Your task. The expected answer is a bare count of the lines in the data below that contain "JSON".

Component data from apps and pages
=== Begin Enclosure ===

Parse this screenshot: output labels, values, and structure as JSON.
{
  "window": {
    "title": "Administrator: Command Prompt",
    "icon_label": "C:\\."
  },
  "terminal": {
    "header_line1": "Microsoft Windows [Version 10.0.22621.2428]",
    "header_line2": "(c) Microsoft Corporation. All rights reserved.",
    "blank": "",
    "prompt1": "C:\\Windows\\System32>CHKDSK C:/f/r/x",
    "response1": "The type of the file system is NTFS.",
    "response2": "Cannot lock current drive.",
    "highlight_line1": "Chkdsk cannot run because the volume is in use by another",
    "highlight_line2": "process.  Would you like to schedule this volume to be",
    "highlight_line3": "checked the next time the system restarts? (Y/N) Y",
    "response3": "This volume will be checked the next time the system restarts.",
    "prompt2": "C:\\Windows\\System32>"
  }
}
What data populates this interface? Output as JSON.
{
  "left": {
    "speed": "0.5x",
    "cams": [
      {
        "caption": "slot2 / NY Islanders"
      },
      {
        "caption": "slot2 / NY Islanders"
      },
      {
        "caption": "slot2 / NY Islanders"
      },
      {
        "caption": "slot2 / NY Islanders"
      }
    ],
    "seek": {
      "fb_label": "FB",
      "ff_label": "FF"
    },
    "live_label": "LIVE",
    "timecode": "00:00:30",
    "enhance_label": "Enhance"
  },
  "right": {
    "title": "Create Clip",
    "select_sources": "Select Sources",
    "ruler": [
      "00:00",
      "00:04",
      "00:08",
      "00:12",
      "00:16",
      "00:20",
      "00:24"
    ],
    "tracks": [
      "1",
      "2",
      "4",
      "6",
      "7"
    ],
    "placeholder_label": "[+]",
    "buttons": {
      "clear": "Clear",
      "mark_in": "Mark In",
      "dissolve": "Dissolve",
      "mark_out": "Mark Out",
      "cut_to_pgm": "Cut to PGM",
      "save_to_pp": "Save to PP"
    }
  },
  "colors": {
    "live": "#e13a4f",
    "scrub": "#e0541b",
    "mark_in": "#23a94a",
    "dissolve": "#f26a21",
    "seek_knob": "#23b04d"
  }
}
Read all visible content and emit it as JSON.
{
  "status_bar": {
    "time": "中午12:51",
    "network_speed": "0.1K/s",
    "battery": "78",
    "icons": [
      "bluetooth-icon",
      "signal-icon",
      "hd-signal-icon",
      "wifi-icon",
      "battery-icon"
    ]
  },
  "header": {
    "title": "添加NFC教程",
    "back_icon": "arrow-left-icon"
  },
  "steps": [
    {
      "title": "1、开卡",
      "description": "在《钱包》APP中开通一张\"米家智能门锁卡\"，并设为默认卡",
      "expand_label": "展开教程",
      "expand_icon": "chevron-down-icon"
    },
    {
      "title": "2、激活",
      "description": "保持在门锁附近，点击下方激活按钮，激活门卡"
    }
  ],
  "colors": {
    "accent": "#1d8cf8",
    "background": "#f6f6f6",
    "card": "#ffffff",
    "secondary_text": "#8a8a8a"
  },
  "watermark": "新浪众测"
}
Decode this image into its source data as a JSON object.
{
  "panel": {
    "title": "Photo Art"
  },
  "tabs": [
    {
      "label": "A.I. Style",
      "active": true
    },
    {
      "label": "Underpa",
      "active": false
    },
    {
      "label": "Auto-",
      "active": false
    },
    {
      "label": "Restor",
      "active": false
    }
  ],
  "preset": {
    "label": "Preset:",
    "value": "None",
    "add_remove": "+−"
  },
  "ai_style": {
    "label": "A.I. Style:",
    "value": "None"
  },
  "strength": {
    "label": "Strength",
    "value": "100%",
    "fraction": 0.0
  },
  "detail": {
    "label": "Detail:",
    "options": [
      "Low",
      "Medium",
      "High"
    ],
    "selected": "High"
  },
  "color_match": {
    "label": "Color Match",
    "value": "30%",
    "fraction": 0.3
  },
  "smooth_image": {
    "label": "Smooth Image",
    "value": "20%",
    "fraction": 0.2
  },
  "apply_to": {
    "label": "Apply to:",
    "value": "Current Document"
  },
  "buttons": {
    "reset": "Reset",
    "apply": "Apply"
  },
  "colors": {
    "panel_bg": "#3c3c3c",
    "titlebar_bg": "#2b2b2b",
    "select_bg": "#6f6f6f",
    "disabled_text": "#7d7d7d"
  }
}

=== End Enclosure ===

Exercise response. 4